[Work request] Each line of the listing below that includes "signal" should be reported.

[Supplied entries]
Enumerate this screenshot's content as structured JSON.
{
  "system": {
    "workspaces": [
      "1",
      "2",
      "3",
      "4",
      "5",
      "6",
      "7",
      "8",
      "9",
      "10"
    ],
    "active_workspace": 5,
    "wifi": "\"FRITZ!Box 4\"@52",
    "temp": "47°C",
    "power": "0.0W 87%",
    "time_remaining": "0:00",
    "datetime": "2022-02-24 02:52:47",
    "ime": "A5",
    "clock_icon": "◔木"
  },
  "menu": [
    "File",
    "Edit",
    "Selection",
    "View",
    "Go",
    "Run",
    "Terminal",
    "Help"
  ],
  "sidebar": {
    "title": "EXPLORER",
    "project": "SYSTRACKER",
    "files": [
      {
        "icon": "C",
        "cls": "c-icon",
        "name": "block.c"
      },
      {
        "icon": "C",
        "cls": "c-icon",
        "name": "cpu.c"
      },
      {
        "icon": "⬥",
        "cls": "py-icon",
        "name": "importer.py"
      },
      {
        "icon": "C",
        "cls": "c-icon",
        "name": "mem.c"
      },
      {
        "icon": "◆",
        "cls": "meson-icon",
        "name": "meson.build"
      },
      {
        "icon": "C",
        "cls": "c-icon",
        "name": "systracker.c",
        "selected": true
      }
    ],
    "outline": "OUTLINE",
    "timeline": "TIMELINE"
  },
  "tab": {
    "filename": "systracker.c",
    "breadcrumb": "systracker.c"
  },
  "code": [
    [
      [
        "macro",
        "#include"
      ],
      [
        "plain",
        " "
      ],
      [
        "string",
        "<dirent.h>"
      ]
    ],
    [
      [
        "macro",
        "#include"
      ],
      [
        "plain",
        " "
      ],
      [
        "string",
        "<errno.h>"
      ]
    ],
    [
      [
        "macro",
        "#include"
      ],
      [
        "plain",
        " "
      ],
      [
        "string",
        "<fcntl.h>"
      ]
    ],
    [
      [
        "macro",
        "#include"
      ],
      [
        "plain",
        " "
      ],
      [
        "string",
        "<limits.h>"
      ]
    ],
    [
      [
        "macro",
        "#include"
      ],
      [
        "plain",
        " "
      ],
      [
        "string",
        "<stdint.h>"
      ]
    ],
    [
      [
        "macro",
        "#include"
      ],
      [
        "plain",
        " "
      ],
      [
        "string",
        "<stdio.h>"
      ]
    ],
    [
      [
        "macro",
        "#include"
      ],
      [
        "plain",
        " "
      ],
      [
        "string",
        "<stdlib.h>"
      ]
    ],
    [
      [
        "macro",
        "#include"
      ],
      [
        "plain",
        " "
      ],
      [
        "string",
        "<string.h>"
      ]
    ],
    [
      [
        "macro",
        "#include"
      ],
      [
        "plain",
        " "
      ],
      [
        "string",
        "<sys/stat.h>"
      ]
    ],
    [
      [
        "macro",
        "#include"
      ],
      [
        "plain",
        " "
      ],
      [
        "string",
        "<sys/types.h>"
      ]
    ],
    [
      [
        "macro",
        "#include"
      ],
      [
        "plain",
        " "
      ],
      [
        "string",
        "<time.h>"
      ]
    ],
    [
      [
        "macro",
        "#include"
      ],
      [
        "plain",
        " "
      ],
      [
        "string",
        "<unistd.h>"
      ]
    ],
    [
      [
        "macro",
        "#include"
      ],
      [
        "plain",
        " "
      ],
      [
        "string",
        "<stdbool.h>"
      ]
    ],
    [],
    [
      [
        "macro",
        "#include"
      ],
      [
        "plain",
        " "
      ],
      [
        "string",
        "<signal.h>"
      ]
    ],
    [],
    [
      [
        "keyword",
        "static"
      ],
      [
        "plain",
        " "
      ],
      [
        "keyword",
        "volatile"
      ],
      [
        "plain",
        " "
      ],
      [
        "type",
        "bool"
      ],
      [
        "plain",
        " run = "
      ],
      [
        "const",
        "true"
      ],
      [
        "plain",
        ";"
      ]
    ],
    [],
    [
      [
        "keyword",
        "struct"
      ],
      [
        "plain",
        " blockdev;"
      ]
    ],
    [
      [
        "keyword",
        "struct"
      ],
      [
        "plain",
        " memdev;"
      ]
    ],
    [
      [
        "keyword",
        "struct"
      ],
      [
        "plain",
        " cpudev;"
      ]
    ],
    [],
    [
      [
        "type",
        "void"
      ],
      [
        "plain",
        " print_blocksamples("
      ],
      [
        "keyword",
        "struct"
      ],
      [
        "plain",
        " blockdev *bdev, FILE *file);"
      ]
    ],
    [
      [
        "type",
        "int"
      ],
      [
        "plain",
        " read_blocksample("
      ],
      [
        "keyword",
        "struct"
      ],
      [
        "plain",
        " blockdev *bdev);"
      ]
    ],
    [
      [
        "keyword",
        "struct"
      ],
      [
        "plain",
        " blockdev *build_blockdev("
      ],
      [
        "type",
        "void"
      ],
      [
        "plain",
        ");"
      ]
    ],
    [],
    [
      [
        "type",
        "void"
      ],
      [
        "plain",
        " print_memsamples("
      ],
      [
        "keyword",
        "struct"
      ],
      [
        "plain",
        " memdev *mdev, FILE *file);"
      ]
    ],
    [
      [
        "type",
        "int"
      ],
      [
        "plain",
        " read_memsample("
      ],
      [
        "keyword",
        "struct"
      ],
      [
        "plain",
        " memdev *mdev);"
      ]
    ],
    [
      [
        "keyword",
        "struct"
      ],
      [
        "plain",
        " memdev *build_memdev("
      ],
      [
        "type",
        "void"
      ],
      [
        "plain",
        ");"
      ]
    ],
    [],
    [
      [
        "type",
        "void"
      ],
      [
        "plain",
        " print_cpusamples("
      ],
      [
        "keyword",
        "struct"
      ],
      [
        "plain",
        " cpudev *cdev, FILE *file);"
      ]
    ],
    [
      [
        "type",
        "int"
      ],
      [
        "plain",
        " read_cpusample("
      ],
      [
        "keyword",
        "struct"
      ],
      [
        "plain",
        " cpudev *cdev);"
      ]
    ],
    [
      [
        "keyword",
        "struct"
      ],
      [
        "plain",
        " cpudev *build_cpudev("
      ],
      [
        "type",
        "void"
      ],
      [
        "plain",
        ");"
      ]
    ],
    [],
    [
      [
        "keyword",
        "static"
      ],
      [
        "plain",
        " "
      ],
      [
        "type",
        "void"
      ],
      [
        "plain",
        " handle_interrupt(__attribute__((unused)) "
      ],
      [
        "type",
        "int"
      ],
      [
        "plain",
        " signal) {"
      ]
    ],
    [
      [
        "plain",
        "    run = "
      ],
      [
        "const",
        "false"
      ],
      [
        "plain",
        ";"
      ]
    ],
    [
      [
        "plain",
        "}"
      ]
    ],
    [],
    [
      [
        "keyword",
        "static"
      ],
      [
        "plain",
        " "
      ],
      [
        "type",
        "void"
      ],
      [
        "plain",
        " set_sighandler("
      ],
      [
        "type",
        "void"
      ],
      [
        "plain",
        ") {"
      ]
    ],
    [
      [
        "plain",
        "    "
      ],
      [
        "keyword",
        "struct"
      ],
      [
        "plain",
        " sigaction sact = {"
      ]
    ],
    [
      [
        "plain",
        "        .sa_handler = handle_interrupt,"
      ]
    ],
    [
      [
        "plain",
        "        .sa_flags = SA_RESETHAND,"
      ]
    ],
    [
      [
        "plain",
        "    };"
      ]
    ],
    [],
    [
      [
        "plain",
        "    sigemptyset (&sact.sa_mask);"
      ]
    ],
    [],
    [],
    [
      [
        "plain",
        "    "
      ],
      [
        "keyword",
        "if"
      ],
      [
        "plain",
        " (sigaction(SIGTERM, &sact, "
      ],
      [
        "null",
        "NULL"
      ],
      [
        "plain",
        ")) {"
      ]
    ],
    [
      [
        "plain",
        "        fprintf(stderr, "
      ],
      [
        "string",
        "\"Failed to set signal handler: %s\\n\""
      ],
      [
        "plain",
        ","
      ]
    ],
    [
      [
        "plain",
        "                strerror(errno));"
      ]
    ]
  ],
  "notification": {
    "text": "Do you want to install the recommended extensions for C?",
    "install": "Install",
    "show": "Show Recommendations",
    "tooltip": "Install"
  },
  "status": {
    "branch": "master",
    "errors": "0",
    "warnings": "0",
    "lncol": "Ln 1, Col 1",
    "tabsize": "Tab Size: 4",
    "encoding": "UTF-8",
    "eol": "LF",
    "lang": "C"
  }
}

[Completed exercise]
        "<signal.h>"
        " signal) {"
        "\"Failed to set signal handler: %s\\n\""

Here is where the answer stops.